*** Block opens ***
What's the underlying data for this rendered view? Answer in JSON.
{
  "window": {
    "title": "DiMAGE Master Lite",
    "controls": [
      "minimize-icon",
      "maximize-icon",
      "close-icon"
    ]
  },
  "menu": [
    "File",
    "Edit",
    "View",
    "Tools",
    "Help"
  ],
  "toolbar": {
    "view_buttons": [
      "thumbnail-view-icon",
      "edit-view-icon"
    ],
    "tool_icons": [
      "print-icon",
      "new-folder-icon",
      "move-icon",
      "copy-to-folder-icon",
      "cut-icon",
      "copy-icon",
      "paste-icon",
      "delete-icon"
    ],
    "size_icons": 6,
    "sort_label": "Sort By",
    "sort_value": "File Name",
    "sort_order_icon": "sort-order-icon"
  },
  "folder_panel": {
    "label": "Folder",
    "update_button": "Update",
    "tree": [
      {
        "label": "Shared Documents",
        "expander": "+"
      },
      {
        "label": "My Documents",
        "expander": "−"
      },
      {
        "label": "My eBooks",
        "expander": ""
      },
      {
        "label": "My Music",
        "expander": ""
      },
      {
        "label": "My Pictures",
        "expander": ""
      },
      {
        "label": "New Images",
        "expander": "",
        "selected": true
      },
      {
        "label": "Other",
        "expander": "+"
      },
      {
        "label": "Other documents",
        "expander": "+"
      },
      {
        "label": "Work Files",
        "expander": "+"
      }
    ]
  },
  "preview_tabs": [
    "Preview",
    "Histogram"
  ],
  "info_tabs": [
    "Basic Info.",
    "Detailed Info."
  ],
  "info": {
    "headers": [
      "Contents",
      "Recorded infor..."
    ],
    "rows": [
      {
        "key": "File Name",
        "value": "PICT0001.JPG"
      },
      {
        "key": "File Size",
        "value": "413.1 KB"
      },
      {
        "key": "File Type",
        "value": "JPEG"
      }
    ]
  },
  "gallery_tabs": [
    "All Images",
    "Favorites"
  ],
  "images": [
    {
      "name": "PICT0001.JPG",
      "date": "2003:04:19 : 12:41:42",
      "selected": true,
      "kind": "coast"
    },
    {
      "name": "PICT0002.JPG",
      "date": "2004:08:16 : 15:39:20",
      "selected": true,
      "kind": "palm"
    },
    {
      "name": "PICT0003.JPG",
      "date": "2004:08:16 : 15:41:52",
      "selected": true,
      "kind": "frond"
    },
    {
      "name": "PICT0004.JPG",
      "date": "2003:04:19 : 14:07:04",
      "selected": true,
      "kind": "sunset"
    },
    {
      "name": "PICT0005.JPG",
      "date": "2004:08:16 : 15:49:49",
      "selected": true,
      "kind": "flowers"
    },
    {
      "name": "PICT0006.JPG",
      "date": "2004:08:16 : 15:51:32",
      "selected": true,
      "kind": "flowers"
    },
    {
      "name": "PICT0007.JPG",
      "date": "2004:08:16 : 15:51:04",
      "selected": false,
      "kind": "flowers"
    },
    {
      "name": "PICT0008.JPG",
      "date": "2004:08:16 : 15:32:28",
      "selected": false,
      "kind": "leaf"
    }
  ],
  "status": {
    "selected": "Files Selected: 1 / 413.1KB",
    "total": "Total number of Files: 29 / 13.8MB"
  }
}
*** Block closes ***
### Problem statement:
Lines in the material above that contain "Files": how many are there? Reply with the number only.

### Result of the exercise:
3